Creating a resume as a self-employed individual presents some challenges. If you already have an established business, some of this information is superfluous, but if you have been doing contract work, there are details to manage beyond the summary of the work you have been doing.
If you own an established business, you probably already have a company name, but if you are doing freelance work or contract consulting, you might not. You need to put something in for company name that helps the reader understand you are indeed self-employed but also has some gravitas to it. It could be something as simple as “Jane Doe XYZ Consulting” (assuming your name is Jane Doe, of course!).
If you are doing contract work, you want to avoid putting, “Self-employed” or “Freelancer” as your title. While this may technically be what you are doing, again you want to label yourself in such a way as to lend credibility to the work you are doing. Consider “CEO/Founder,” or if that is overreach, something like “Senior Consultant” or “Senior Engineer.” Choose something that is as close to what your title would be were you employed by someone else without being too self-congratulatory. For those of you with existing businesses, the “CEO/Founder” designation is most likely an accurate depiction.

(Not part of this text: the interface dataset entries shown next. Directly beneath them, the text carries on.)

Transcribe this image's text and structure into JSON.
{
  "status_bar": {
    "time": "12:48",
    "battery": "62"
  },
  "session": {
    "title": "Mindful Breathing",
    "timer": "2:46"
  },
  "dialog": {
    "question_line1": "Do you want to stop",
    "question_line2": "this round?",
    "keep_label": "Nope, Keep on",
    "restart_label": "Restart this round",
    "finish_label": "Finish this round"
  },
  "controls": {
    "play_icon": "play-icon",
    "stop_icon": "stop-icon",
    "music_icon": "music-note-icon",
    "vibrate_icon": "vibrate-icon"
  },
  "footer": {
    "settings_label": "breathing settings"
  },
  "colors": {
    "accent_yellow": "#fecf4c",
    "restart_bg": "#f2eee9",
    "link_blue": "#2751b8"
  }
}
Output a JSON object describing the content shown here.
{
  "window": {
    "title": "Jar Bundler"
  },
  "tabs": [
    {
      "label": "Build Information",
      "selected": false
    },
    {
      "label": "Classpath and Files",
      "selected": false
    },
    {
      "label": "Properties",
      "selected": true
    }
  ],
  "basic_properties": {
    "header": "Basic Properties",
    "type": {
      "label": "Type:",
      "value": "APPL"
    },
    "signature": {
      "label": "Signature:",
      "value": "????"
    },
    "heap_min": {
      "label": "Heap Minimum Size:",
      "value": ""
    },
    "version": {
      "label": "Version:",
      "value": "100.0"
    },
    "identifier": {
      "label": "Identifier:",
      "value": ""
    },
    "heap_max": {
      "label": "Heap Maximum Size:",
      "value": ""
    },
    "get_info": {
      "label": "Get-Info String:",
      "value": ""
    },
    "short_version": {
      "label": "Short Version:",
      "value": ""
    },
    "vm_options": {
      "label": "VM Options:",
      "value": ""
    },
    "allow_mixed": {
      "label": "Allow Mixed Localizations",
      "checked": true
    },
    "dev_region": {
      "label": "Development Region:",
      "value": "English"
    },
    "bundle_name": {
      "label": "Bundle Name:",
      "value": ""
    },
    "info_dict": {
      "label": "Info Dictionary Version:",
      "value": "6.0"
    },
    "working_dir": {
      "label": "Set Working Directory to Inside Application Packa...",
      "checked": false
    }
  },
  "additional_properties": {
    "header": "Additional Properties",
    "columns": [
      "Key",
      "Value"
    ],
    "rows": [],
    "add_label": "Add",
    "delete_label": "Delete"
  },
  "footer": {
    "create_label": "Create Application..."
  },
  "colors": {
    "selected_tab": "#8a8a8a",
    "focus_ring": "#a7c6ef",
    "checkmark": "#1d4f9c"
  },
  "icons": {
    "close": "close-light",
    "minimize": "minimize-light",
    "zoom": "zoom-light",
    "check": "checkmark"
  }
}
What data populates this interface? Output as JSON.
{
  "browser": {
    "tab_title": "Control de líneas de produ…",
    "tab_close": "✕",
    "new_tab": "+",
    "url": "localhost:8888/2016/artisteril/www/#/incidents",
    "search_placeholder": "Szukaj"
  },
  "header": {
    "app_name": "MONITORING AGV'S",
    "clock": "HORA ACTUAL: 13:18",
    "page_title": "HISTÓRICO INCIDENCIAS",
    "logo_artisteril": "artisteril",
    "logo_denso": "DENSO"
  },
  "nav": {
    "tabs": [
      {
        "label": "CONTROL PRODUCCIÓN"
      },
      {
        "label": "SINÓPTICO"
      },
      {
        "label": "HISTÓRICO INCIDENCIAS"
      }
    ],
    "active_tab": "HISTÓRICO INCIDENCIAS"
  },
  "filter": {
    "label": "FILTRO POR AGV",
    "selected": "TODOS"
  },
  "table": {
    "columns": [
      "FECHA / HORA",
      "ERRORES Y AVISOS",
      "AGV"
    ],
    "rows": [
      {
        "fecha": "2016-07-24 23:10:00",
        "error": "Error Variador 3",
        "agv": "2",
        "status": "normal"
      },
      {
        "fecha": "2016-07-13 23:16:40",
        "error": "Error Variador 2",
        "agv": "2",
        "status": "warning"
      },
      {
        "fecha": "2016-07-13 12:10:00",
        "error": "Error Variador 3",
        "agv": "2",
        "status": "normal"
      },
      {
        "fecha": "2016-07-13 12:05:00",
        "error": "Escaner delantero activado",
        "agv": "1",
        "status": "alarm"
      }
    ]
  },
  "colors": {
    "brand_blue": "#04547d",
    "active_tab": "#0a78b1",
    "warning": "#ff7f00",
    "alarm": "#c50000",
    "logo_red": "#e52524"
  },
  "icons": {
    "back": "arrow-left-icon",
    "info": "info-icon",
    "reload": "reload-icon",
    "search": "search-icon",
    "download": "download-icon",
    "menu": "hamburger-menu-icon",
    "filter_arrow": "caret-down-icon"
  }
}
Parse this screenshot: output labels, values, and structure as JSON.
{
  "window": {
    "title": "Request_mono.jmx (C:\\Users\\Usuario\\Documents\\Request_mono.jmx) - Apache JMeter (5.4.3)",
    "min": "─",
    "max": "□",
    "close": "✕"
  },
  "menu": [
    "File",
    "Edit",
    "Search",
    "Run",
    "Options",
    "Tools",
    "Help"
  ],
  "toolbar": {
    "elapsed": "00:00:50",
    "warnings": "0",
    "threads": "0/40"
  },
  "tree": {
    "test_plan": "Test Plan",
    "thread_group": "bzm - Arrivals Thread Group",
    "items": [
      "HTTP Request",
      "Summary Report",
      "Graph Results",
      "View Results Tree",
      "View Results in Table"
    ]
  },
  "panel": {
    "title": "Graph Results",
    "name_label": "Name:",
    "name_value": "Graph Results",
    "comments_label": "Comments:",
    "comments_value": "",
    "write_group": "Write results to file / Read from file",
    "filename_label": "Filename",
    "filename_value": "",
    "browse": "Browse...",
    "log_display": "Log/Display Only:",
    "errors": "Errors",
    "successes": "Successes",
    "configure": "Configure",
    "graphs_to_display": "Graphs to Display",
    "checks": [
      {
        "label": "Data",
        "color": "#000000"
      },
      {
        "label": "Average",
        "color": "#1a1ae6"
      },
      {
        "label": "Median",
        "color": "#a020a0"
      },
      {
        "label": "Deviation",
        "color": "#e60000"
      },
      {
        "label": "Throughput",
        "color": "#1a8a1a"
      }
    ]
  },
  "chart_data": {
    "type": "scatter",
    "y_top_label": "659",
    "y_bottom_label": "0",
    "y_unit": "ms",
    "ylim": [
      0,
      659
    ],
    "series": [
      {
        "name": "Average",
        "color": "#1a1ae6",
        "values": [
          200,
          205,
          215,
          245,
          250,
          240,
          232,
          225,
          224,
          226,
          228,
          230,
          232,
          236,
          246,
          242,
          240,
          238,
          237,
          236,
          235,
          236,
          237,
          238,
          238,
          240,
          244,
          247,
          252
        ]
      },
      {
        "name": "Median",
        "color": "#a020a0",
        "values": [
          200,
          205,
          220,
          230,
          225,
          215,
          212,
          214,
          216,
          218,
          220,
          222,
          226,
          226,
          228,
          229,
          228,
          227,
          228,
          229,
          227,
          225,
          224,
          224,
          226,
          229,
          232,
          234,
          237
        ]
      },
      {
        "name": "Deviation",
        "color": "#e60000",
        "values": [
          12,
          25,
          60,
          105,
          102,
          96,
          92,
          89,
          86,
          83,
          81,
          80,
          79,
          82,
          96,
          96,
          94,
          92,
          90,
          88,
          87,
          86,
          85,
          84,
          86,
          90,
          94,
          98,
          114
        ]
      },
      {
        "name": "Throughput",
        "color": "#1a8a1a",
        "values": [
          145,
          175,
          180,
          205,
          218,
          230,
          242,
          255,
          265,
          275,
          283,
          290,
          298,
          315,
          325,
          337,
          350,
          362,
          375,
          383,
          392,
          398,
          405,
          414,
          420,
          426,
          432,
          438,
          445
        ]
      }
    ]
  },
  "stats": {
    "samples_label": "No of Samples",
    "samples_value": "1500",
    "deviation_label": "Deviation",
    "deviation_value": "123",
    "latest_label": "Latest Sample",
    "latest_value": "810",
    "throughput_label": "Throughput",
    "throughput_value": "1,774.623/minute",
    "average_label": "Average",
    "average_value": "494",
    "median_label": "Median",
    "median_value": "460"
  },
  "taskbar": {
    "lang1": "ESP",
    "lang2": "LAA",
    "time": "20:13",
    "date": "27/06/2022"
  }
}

If you are running a business with tangible goods or services, it should be fairly straightforward to map out your experience. Hopefully you have been keeping careful tabs on the successes you have had. For contractors, you should discuss projects you have worked on for various firms, listing out details on those particular projects as much as you can without risking the breach of any confidentiality agreements you have in place. With any luck you have some good, quantifiable results that you can point to as well. Here are some examples of how you could present projects:
“Overhauled payment system for $XMM automotive parts manufacturer, resulting in reduction of A/P by 20%.”
“Performed research and presented findings related to a proposed expansion of a non-profit into a new territory. Research results were subsequently shared with existing donors, who then funded 100% of the planned expansion.”
“Designed website and implemented social media strategy and tactics for eight-member startup in the energy industry.”
Admissions committees want to admit people who have interesting experience to share with classmates. Review the core and elective course offerings at the schools you are looking at, and think about how the work you have done on your own could allow you to contribute to class discussions. Take those examples that come to mind and present them in your resume, and possibly later on in more detail in essays.
This is the third blog post in our MBA Work Experience Series.
Jen Weld worked as an admissions consultant and Former Asst. Dir. of Admissions at Cornell’s EMBA program (4 years) prior to joining Accepted. She has an additional 10 years of experience in higher ed and corporate marketing. Want Jen to help you get Accepted to business school? Click here to get in touch!